Traveling models of indigenism and Kerala’s emergent ’adivasi’ politics

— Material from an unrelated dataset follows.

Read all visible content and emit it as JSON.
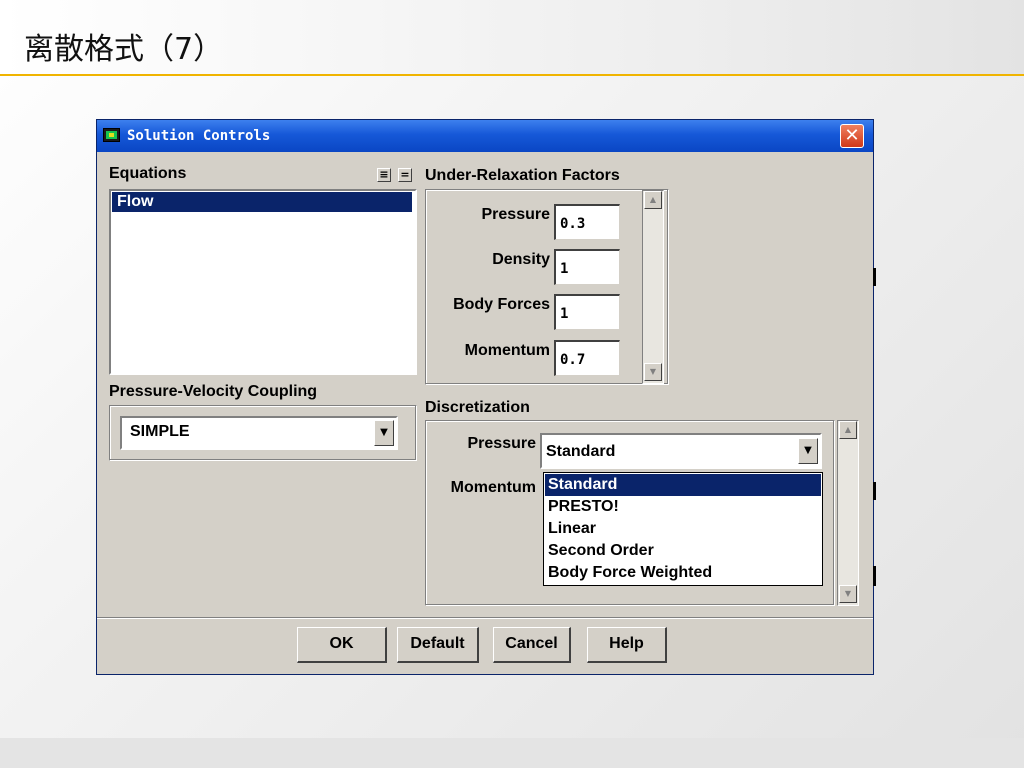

Indigenism in the South Indian state of Kerala today is as much about claims for redistribution and democratization as about cultural recognition. This paper explores the many complex and contested ideological currents that hide behind the general cachet of global indigenism and starts by proposing a theoretical approach that draws attention to the more subaltern currents in the field. It then moves on to distinguish four travelling models of indigenism that have partly come to shape the field previously dominated by class discourse, followed by a description of the expression of these travelling models in different indigenist ideologies in Kerala. I conclude with the argument that it is precisely in the lack of consensus on the ground on what indigenism means that there is hope that the present wave of indigenist mobilization can contribute towards reviving and deepening democracy rather than merely reinforcing cultural stereotypes in Kerala, and elsewhere.